**EXERCISE GOAL:**
Write out each line of the material below once more, exactly as it appears.

**PROVIDED ENTRIES:**
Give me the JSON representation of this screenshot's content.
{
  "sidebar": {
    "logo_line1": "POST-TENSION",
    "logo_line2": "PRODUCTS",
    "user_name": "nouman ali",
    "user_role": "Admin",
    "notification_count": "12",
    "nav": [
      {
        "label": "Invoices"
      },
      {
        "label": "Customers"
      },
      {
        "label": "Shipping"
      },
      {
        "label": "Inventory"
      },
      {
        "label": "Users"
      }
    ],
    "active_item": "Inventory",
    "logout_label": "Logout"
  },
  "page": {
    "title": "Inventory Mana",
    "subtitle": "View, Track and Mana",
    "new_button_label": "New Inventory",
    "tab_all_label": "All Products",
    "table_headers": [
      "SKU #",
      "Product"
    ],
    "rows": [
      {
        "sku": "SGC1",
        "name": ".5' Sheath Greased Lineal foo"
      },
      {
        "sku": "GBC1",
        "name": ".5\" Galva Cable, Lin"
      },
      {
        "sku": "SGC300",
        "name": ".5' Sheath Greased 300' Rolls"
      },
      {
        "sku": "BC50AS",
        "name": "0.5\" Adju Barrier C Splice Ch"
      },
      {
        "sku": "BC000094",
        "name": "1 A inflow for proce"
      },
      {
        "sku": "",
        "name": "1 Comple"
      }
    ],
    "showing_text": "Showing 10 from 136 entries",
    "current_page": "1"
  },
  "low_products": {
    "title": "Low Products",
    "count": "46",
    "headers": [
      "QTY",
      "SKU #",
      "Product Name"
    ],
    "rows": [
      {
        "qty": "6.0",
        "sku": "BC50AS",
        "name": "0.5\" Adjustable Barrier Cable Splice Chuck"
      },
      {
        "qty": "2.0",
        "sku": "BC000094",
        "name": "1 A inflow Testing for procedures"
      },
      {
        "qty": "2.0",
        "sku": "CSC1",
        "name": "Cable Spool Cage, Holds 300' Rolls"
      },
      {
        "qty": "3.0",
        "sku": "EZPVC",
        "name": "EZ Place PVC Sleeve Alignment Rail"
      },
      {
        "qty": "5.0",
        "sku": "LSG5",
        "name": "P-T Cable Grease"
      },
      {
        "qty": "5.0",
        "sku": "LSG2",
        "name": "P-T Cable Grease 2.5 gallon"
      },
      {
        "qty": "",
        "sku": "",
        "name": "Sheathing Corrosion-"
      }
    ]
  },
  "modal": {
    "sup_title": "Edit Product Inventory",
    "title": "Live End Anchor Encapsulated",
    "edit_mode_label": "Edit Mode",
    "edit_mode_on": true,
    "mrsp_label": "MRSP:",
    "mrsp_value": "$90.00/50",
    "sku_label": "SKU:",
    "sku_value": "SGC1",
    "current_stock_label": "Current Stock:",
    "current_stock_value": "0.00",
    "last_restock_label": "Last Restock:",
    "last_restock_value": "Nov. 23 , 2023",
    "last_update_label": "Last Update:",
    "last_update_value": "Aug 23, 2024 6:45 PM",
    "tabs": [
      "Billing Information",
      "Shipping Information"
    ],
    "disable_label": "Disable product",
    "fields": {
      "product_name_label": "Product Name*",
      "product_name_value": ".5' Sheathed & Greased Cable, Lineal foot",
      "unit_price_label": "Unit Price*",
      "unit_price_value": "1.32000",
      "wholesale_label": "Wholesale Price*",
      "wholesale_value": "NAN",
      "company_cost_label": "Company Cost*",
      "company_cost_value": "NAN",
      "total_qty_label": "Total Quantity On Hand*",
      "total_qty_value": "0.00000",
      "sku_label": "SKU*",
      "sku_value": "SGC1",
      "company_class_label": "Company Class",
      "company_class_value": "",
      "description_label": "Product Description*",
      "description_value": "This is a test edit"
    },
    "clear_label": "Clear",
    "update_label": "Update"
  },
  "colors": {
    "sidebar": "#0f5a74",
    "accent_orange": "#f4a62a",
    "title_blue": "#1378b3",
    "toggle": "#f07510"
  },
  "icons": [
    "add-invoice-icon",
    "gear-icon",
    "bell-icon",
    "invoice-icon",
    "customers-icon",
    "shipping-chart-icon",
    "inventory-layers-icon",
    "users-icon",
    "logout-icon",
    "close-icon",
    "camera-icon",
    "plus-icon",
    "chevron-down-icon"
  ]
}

**ANSWER SECTION:**
Give me the JSON representation of this screenshot's content.
{
  "sidebar": {
    "logo_line1": "POST-TENSION",
    "logo_line2": "PRODUCTS",
    "user_name": "nouman ali",
    "user_role": "Admin",
    "notification_count": "12",
    "nav": [
      {
        "label": "Invoices"
      },
      {
        "label": "Customers"
      },
      {
        "label": "Shipping"
      },
      {
        "label": "Inventory"
      },
      {
        "label": "Users"
      }
    ],
    "active_item": "Inventory",
    "logout_label": "Logout"
  },
  "page": {
    "title": "Inventory Mana",
    "subtitle": "View, Track and Mana",
    "new_button_label": "New Inventory",
    "tab_all_label": "All Products",
    "table_headers": [
      "SKU #",
      "Product"
    ],
    "rows": [
      {
        "sku": "SGC1",
        "name": ".5' Sheath Greased Lineal foo"
      },
      {
        "sku": "GBC1",
        "name": ".5\" Galva Cable, Lin"
      },
      {
        "sku": "SGC300",
        "name": ".5' Sheath Greased 300' Rolls"
      },
      {
        "sku": "BC50AS",
        "name": "0.5\" Adju Barrier C Splice Ch"
      },
      {
        "sku": "BC000094",
        "name": "1 A inflow for proce"
      },
      {
        "sku": "",
        "name": "1 Comple"
      }
    ],
    "showing_text": "Showing 10 from 136 entries",
    "current_page": "1"
  },
  "low_products": {
    "title": "Low Products",
    "count": "46",
    "headers": [
      "QTY",
      "SKU #",
      "Product Name"
    ],
    "rows": [
      {
        "qty": "6.0",
        "sku": "BC50AS",
        "name": "0.5\" Adjustable Barrier Cable Splice Chuck"
      },
      {
        "qty": "2.0",
        "sku": "BC000094",
        "name": "1 A inflow Testing for procedures"
      },
      {
        "qty": "2.0",
        "sku": "CSC1",
        "name": "Cable Spool Cage, Holds 300' Rolls"
      },
      {
        "qty": "3.0",
        "sku": "EZPVC",
        "name": "EZ Place PVC Sleeve Alignment Rail"
      },
      {
        "qty": "5.0",
        "sku": "LSG5",
        "name": "P-T Cable Grease"
      },
      {
        "qty": "5.0",
        "sku": "LSG2",
        "name": "P-T Cable Grease 2.5 gallon"
      },
      {
        "qty": "",
        "sku": "",
        "name": "Sheathing Corrosion-"
      }
    ]
  },
  "modal": {
    "sup_title": "Edit Product Inventory",
    "title": "Live End Anchor Encapsulated",
    "edit_mode_label": "Edit Mode",
    "edit_mode_on": true,
    "mrsp_label": "MRSP:",
    "mrsp_value": "$90.00/50",
    "sku_label": "SKU:",
    "sku_value": "SGC1",
    "current_stock_label": "Current Stock:",
    "current_stock_value": "0.00",
    "last_restock_label": "Last Restock:",
    "last_restock_value": "Nov. 23 , 2023",
    "last_update_label": "Last Update:",
    "last_update_value": "Aug 23, 2024 6:45 PM",
    "tabs": [
      "Billing Information",
      "Shipping Information"
    ],
    "disable_label": "Disable product",
    "fields": {
      "product_name_label": "Product Name*",
      "product_name_value": ".5' Sheathed & Greased Cable, Lineal foot",
      "unit_price_label": "Unit Price*",
      "unit_price_value": "1.32000",
      "wholesale_label": "Wholesale Price*",
      "wholesale_value": "NAN",
      "company_cost_label": "Company Cost*",
      "company_cost_value": "NAN",
      "total_qty_label": "Total Quantity On Hand*",
      "total_qty_value": "0.00000",
      "sku_label": "SKU*",
      "sku_value": "SGC1",
      "company_class_label": "Company Class",
      "company_class_value": "",
      "description_label": "Product Description*",
      "description_value": "This is a test edit"
    },
    "clear_label": "Clear",
    "update_label": "Update"
  },
  "colors": {
    "sidebar": "#0f5a74",
    "accent_orange": "#f4a62a",
    "title_blue": "#1378b3",
    "toggle": "#f07510"
  },
  "icons": [
    "add-invoice-icon",
    "gear-icon",
    "bell-icon",
    "invoice-icon",
    "customers-icon",
    "shipping-chart-icon",
    "inventory-layers-icon",
    "users-icon",
    "logout-icon",
    "close-icon",
    "camera-icon",
    "plus-icon",
    "chevron-down-icon"
  ]
}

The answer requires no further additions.